▸ **Required action**: Among the entries that follow, some lines contain the word "模拟考试记录". Show all of them.

▸ **Records for the task**:
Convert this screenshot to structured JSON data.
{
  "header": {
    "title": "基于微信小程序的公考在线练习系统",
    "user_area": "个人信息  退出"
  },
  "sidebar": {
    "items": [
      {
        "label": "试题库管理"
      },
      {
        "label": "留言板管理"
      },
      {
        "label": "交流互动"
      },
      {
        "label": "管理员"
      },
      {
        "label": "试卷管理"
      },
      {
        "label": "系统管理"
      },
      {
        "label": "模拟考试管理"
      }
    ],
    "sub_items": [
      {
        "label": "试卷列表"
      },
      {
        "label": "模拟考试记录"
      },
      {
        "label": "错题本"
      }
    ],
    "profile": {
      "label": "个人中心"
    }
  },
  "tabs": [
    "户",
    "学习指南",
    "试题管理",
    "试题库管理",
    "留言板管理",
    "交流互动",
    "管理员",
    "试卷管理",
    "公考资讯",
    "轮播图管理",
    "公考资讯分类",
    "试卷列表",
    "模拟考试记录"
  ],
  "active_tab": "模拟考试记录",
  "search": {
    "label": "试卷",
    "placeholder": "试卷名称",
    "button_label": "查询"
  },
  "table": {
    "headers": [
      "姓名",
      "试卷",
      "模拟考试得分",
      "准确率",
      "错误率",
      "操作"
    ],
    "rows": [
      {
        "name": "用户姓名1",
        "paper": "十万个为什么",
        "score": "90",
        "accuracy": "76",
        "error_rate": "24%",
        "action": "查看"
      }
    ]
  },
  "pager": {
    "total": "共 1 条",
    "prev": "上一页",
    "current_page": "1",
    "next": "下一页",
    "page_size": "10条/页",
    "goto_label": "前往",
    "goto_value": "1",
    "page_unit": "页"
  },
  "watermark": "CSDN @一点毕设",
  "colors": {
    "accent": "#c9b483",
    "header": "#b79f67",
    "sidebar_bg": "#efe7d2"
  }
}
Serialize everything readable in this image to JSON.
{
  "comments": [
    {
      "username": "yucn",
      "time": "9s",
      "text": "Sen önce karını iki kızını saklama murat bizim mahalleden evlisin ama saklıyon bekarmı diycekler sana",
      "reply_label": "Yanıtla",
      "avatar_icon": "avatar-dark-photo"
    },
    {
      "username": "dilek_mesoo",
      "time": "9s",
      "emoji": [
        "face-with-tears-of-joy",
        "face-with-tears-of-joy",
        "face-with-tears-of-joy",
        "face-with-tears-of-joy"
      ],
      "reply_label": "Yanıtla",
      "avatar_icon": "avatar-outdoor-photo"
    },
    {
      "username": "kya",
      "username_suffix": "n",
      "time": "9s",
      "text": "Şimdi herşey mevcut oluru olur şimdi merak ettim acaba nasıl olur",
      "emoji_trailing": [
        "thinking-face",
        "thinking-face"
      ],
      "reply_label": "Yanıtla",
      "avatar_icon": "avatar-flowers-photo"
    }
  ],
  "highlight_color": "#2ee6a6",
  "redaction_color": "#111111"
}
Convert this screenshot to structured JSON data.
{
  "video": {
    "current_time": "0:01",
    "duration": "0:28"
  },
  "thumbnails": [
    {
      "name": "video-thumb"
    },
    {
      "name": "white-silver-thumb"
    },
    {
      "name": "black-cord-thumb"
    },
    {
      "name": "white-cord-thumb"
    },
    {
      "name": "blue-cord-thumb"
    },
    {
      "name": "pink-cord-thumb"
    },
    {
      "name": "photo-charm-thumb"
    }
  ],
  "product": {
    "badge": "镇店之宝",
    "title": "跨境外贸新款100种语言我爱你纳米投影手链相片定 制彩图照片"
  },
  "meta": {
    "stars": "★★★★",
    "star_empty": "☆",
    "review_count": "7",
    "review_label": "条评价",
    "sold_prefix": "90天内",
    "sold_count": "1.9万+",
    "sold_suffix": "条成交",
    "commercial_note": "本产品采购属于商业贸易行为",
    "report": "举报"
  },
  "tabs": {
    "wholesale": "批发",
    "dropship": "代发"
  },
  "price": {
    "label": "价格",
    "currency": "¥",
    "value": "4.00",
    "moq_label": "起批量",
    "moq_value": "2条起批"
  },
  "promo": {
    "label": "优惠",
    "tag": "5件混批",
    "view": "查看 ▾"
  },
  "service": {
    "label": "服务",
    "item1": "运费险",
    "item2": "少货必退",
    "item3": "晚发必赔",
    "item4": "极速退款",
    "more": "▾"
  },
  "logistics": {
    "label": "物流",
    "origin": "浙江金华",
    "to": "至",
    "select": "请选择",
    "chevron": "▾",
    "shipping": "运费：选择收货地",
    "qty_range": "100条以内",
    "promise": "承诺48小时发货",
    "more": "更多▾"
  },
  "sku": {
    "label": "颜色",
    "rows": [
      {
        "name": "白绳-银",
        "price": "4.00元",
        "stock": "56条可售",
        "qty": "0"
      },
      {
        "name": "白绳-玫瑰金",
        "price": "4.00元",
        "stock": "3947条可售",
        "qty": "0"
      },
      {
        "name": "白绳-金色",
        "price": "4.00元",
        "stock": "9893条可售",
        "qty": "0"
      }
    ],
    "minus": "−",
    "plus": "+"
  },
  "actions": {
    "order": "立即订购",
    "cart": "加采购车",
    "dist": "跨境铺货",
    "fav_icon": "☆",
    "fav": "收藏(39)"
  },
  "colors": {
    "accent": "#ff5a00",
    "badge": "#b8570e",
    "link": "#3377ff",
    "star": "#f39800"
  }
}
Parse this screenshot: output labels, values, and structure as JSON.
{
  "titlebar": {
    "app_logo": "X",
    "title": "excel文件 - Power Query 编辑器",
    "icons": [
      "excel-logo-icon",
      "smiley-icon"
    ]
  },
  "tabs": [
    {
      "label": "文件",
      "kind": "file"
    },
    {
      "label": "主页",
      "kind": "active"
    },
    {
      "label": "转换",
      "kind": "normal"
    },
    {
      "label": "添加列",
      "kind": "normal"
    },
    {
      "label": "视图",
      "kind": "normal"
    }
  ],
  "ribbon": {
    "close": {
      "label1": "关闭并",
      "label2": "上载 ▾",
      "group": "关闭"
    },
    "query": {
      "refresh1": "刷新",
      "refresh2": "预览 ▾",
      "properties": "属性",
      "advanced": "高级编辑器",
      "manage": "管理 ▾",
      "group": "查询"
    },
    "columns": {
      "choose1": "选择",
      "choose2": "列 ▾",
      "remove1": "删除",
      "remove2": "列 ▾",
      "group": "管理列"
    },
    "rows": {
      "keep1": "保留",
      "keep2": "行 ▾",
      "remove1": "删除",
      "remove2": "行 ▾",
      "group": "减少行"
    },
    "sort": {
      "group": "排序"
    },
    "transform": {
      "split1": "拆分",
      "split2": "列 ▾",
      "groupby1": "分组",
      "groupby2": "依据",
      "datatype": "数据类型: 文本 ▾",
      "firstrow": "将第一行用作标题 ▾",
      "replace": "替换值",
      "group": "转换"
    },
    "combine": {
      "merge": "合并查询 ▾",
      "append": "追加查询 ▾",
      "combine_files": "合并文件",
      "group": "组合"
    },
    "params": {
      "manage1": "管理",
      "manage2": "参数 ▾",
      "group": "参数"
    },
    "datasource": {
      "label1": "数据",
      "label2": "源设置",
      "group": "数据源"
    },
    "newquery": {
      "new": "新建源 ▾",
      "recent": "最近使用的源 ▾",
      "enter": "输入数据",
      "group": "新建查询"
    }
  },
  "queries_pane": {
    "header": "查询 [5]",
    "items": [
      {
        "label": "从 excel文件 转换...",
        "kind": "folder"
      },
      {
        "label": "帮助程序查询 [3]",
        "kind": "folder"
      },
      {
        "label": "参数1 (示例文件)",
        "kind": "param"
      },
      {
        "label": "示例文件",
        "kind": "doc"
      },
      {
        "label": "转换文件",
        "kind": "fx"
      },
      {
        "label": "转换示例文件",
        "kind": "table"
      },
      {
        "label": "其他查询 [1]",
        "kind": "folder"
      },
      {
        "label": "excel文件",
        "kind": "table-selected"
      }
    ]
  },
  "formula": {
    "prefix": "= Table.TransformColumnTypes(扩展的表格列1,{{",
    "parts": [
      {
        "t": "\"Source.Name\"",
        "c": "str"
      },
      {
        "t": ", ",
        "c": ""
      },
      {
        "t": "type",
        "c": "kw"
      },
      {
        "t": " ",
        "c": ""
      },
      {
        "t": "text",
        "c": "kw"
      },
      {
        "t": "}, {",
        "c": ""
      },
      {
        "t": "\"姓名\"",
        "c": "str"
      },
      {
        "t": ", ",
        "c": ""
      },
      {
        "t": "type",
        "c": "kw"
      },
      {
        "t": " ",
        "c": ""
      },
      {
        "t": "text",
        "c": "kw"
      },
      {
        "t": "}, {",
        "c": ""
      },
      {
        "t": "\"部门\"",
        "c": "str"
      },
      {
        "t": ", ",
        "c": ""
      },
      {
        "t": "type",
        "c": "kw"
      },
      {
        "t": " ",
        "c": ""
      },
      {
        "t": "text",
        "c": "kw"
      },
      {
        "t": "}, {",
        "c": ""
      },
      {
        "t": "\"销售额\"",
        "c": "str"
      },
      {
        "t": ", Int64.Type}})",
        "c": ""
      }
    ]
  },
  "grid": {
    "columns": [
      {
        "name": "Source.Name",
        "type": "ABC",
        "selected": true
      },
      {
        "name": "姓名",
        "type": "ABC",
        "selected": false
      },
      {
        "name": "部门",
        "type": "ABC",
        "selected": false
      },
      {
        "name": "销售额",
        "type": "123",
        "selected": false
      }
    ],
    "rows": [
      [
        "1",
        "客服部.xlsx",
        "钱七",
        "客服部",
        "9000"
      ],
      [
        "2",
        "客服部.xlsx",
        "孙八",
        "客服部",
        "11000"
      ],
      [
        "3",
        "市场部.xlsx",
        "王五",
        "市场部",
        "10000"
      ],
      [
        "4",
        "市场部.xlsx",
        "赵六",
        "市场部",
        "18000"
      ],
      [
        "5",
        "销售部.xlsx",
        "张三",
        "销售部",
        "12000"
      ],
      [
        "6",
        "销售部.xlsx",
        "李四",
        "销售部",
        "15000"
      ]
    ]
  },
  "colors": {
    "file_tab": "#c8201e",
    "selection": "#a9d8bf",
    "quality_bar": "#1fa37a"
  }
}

▸ **Response below**:
        "label": "模拟考试记录"
    "模拟考试记录"
  "active_tab": "模拟考试记录",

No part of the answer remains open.